The entire story holds a level of tension and suspense that never diminishes. Reading it one chapter at a time with Mark Reads was SO HARD! I actually gave up in the last five chapters because I couldn’t take it any more. I had to know what was happening. And I will tell you this – not giving away anything – the ending was something that I have never, ever read before. It took me completely by surprise. It was never even anticipated. I was stunned. The bad thing was that I finished this book during my lunch hour and had to put it back in my purse and actually work, all the while thinking of nothing else but this book. It was a long afternoon.

If zombies are your thing, you should definitely give this book a shot. It’s the most realistic portrayal of the genre I’ve ever read. If zombies aren’t your thing, you might still want to check it out because, even though the zombies are there, they aren’t the main focus of the story. I’m so glad that Mark is reading the next books in the series as well because I NEED TO KNOW WHAT HAPPENS!!!

I swear we were infinite . . .

Today’s review is one that I have been looking forward to writing ever since I finished this book – The Perks of Being a Wallflower by Stephen Chbosky. It’s a hard review to write though because, honestly, where do I begin? There is so much in this book, and it’s not a big book! My copy only has 213 pages!

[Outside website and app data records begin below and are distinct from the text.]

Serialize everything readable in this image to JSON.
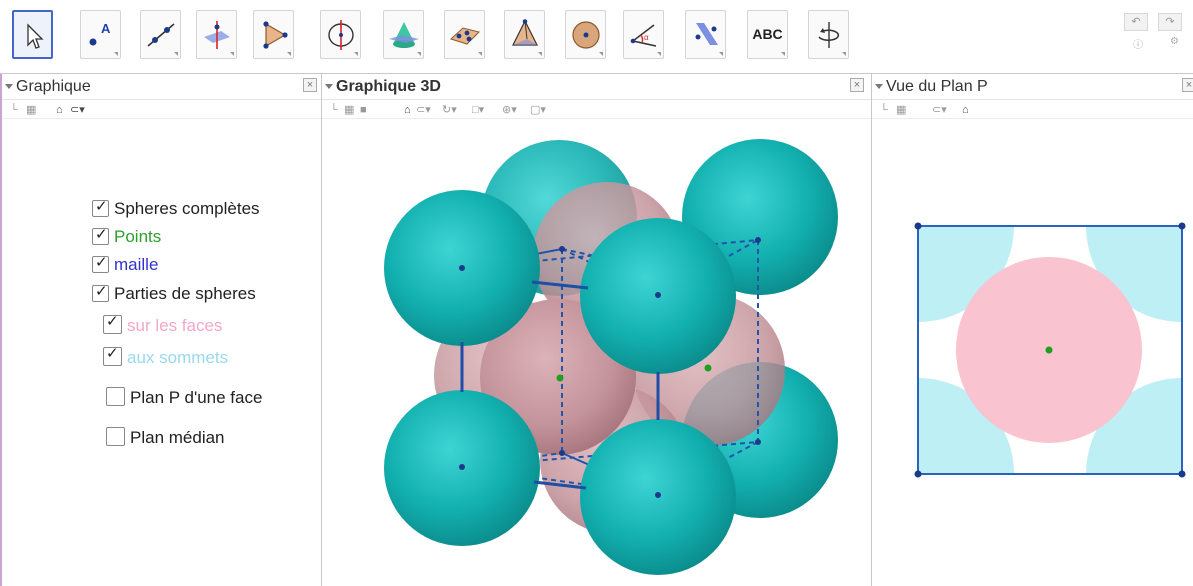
{
  "toolbar": {
    "tools": [
      {
        "name": "move-tool",
        "icon": "arrow-pointer-icon"
      },
      {
        "name": "point-tool",
        "icon": "point-A-icon",
        "label_glyph": "A"
      },
      {
        "name": "line-tool",
        "icon": "line-through-points-icon"
      },
      {
        "name": "perpendicular-tool",
        "icon": "perpendicular-plane-icon"
      },
      {
        "name": "polygon-tool",
        "icon": "triangle-polygon-icon"
      },
      {
        "name": "rotate-axis-tool",
        "icon": "circle-axis-icon"
      },
      {
        "name": "intersect-tool",
        "icon": "cone-plane-icon"
      },
      {
        "name": "plane-tool",
        "icon": "plane-points-icon"
      },
      {
        "name": "pyramid-tool",
        "icon": "pyramid-icon"
      },
      {
        "name": "sphere-tool",
        "icon": "sphere-center-icon"
      },
      {
        "name": "angle-tool",
        "icon": "angle-icon"
      },
      {
        "name": "reflect-tool",
        "icon": "reflect-plane-icon"
      },
      {
        "name": "text-tool",
        "icon": "text-icon",
        "label": "ABC"
      },
      {
        "name": "rotate-view-tool",
        "icon": "rotate-view-icon"
      }
    ],
    "undo_icon": "undo-icon",
    "redo_icon": "redo-icon"
  },
  "panels": {
    "graphique": {
      "title": "Graphique"
    },
    "graphique3d": {
      "title": "Graphique 3D"
    },
    "plan": {
      "title": "Vue du Plan P"
    }
  },
  "checkboxes": [
    {
      "label": "Spheres complètes",
      "checked": true,
      "color": "#222222"
    },
    {
      "label": "Points",
      "checked": true,
      "color": "#2e9e2e"
    },
    {
      "label": "maille",
      "checked": true,
      "color": "#3333cc"
    },
    {
      "label": "Parties de spheres",
      "checked": true,
      "color": "#222222"
    },
    {
      "label": "sur les faces",
      "checked": true,
      "color": "#f6a6c8"
    },
    {
      "label": "aux sommets",
      "checked": true,
      "color": "#9ad8f0"
    },
    {
      "label": "Plan P d'une face",
      "checked": false,
      "color": "#222222"
    },
    {
      "label": "Plan médian",
      "checked": false,
      "color": "#222222"
    }
  ],
  "colors": {
    "teal_sphere": "#14b2b2",
    "pink_sphere": "#c89aa2",
    "cube_edge": "#2255aa",
    "face_disc": "#f9c4cf",
    "corner_disc": "#bdeff5",
    "point": "#1f9e1f"
  }
}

Perksofbeingwallflower1The story is told through a series of letters written by Charlie, a fifteen year old boy heading off to high school for his freshman year. We are never told who he is writing to, as the letters all start with “Dear friend.” Charlie confesses that this is a person he has never actually met, but who he has heard is a good supportive friend. I had the feeling throughout the book that maybe this person didn’t really exist, but was just Charlie’s way of expressing himself. Regardless, these letters chronicle Charlie’s freshman year of high school and how he learns to fully “participate in life” and not just be a “wallflower.”

There are so many relationships throughout this story. Charlie’s family has an interesting dynamic, and don’t always get along, but it is clear that Charlie does know that he is loved. He also falls into a group of friends at school, most notably two seniors – Patrick and his stepsister Sam. Charlie instantly falls in love with Sam, who sort of takes Charlie under her wing. I think my favorite relationship was between Charlie and his English teacher Bill, who sees potential in Charlie and gives him harder books to read and papers to write. He is the one who encourages Charlie to break out of his shell and live his life to the fullest.

There is a bit of a darker undertone to this story. Charlie is clearly not well. He has a lot of mental issues, partly because his good friend in middle school commits suicide, and partly because of another issue which I won’t go into here because it’s a pretty big reveal towards the end. This book has been banned or challenged many times, and I can understand why. There is a lot of alcohol and drug use, as well as very open discussions of teenage sexuality, from Patrick’s relationship with Brad (the high school quarterback who is still very much in the closet) to Charlie’s relationship with Mary Elizabeth and later Sam. This book doesn’t pass judgment on any of these topics. They aren’t really shown in a positive or negative light. These are just things that happened, which gave the book a strong feeling of honesty.

This book made me laugh and it made me cry. It also made me feel incredibly nostalgic, not because I had any of the experiences that Charlie had, but because it makes me remember what my life felt like when I was his age. How wonderful it felt to see your future stretching before you, full of infinite possibility. Anything could happen, back then. This is why I read a lot of young adult fiction, even though I’m well into my 30’s – to regain that feeling, even if just for a little while.

This is a great book and, although it may not be for everybody, I think most people would benefit from reading it.